TIME : 2016/2/24 11:52:13

One of the most romantic of Hawaii’s islands, Maui is an island paradise. Beautiful beaches are matched by a diverse interior of lush rainforest, volcanic moonscapes and hidden swimming lagoons. Hire a car and explore the island through a series of stunning drives, where you can stop at small, characterful towns and sink onto secluded beaches. For adventure enthusiasts, Maui is brimming with surfing opportunities, while those who like to explore nature in a more relaxed way can dip beneath the waves to snorkel, or hike up to Mt Haleakala to experience an unforgettable sunrise. Keep yourself fuelled with organic, locally sourced cuisine, or blow off steam at a traditional Hawaiian luau.

The Road to Hana


Car hire is very affordable in Maui, and the perfect way to explore the island and its diverse landscape is by road. The road to Hana is one of the world’s best drives, winding past hidden waterfalls and reaching high plateaus with scenic ocean views. It’s a great opportunity to appreciate Maui’s diverse landscape - the road passes through the desert-like interior of the island, but also through lush farmland and volcanic coastal cliffs. The 15 mph speed limit, busy traffic and steeply curving roads means your journey has to be taken at a leisurely pace.


Haleakala National Park


Maui’s Haleakala National Park preserves a volcanic crater, and around it sprawls a mysterious moonscape which was once created by scorching lava flows. Outside the crater grows lush, green rainforest, filled with endangered species which are unique to Hawaii. The view from the summit of Haleakala volcano is one of the best sights on the island – if not in Hawaii. Hike to the top at dawn to witness the sun slowly rising above the crater rim, filling the landscape with light and taking your breath away.


Surf at ‘Jaws’


Head to Peahi, to witness pro-surfers take on mammoth waves. This stretch of coastline has even been given the title of ‘Jaws’, reflecting the extreme and unpredictable surf. Or, visit Hookipa Beach near Paia for an alternative surf spot to watch the experts show off their skills. If you fancy trying out some easier surf as a beginner, the beaches around Kihei, Lahaina and Kaanapali have smaller swells. Or, you can try paddle boarding for an even simpler introduction; great for first timers with its slightly larger board and paddle for support.

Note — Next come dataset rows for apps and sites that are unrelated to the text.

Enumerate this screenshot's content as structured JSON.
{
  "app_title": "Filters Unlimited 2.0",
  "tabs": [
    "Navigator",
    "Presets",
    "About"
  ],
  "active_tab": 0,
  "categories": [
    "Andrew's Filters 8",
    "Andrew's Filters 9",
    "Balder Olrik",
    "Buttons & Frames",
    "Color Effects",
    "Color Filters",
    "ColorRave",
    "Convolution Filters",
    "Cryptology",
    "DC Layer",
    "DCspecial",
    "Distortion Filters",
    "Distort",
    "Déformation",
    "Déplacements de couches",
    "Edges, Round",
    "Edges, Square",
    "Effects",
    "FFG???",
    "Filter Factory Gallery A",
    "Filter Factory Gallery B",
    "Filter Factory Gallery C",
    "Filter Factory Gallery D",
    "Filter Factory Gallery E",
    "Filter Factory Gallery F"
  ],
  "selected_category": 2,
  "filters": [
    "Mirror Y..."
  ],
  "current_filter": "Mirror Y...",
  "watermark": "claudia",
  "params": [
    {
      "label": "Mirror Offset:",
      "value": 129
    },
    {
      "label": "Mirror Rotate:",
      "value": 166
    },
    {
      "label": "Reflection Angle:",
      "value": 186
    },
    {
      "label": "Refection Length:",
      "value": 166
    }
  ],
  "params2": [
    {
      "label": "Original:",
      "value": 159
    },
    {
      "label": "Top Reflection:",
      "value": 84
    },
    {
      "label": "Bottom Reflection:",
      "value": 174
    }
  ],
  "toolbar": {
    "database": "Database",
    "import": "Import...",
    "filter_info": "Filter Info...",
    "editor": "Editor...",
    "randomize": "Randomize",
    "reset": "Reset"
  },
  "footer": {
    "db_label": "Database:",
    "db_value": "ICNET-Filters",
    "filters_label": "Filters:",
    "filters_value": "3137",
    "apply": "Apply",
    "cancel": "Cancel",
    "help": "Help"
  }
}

Watch whales


Every winter, humpback whales journey across the Pacific to Maui’s waters. Whale watching season begins in December and ends in April or May, when the whales travel back up to Alaska. Up to 3,000 of them bask in Hawaii’s coastline each year, so it’s easy to see humpback whales basking from the shoreline, breaking the serene surface of the ocean in front of you with their fins. Or, go on a whale watching cruise. The Pacific Whale Foundation runs 15 trips a day out to see them from Kihei, on its catamaran, the Ocean Explorer.


Eat Maui style


Maui’s food culture is uniquely renowned amongst the other islands. While it has its fair share of traditional Hawaiian luau, its slow food movement has been gradually growing in popularity, and the results of this provide the perfect accompaniment to the wild landscape. Local ingredients are plucked, caught and harvested from the surroundings, and cooked to bring out the best of the natural flavors. If you want to visit a luau, make it the Old Lahaina Luau. Considered the best on the island, sip on cocktails and feast on pork roasted in an imu – a traditional underground oven.